Rethinking the Lifecycle of Plastics
Life science and healthcare managers are limiting the vast potential of their single-use plastics by disposing of them in landfills. A different approach is available—one that will increase your return on investment (ROI) as well as benefit the environment, your business operations, and your bottom line.
A general about-face in the biotech-healthcare plastic lifecycle would be a major event. , much of which is for single-use applications like syringes, test tubes, containers, and more. Single-use plastics are operations, but come with an undue financial and environmental burden.that
Life Sciences and Healthcare Plastics Burden
Single-use plastics have historically posed a unique challenge for healthcare and biotechnology organizations: they require a large up-front investment but wear out quickly. After a single application, the useful life of these plastics is seemingly over. This tends to make them seem like a net-loss to those that procure and use them. These plastics, however, still contain years of potential.
Managers frequently simply write off these plasticswithout considering their potential in other applications and other industries. This is a mistake, however, as these plastics can be modified and reused in other formats, increasing their ultimate environmental ROI and overall usefulness to society and business. They also can assist organizations in meeting or exceeding their green or low-impact environmental goals.
Plastic Recycling Benefits
Fortunately, there are emerging and intriguing ways to recycle and/or upcycle plastics. In fact, there are multiple proven ways to extract more value than historically considered possible. Plastics can repeatedly deliver benefits across multiple industries, improving operations for a variety of organizations. This sort of r and smarter business than simply disposing of plastics in landfills.
We’ll rethink the traditional approach to single-use plastic recycling below.
Current Single-Use Plastics Recycling Programs
To make improvements to the single-use plastics lifecycle moving forward, we first need to define how it currently exists. Here, we'll analyze the average lifecycle of a single-use plastic container, from creation to disposal.
- Origination: This involves the e of the plastic needed to create the container. To create a container, producers extract crude oil, natural gas, and coal from the earth. These raw materials are then processed and combined into the specific polymer formula of the container. Next, containers are prepared for use: lids are attached, measurement markings are printed on their sides, and each item is disinfected. Finally, every container is packed in its own single-use plastic packaging to maintain sterility, and the containers are boxed and shipped.
- Use: In the hospital, the plastic packaging is removed and immediately discarded. The container itself is used once—to collect a sample or run an analysis—and discarded immediately as it is no longer sterile. The container is disposed of with other hazardous wastes.
- Disposal: Since the hospital does not have a recycling program, this waste heads to the landfill. From here, the for hundreds or even thousands of years, no longer contributing to the economy and burdening the environment.

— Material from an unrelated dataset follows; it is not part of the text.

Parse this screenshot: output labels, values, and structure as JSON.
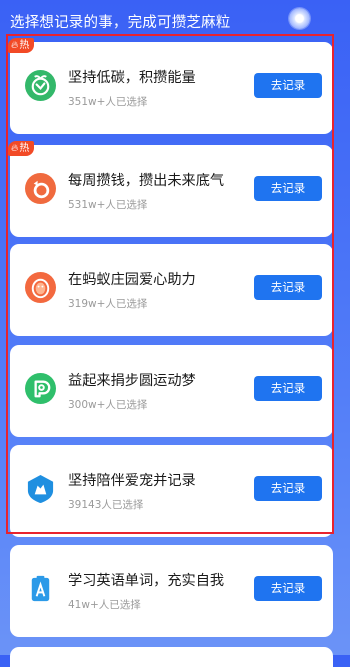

This current plastic lifecycle is inefficient. Resources, time, and energy are all spent producing a plastic that is used once. Plastic waste in this scenario ends up in the landfill, in any capacity. All of the effort and investment that went into creating that plastic produces a very small return.
A New Plastic Waste Lifecycle Option
Now, we will re-analyze the plastic waste lifecycle, modeling a company that prioritizes plastic recycling:
- Origination: Remains the same in this scenario.
- Use: Remains the same in this scenario.
- Disposal: The hospital that uses the container has a recycling program in place. After its single use, the container is collected with other hazardous waste and brought to a recycling facility.
- Recycling: At the facility, recyclable plastics are compounded and shredded. From here, this blended mixture is extruded into molds to create a .
- Reuse: The new plastic lumber product is purchased by a landscaping company. Workers use this lumber to create a retaining wall for a raised garden bed. In doing so, they divert plastic waste away from the landfill and extend the ROI of the plastic container.
By reimagining the lifecycle of plastic waste, a valuable item is created—waste plastic is upcycled into something new and valuable for another industry. The hospital was able to extend the ROI of its plastic purchases and assist another industry with what would previously be considered simply “waste.”
Rethinking the Plastic Lifecycle
The idea that plastics recycling is not upcycling just because the plastic is not being used within the same industry prevents plastic recycling from reaching its full potential. Plastic waste generators must realize that they have the ability to control landfill rates and the that come with sending single-use plastics to the landfill. The very thing that is seen as waste to one industry may be vital to another—that’s why a shift in mindset is necessary. Generators need to think of plastics waste as a valuable asset instead of a burden.
Implementing a plastic waste recycling program also allows waste generators to extend the ROI of their necessary single-use plastics—simply by lengthening the useful life of these plastics. Single-use plastic purchases no longer need to be seen as only “waste” after use—now, another industry can use this plastic and be successful, while you meet sustainability goals and keep plastics out of the landfill.
In realizing these benefits, companies can see the value in plastics recycling and help contribute to a more sustainable and long-lasting plastic lifecycle across niches.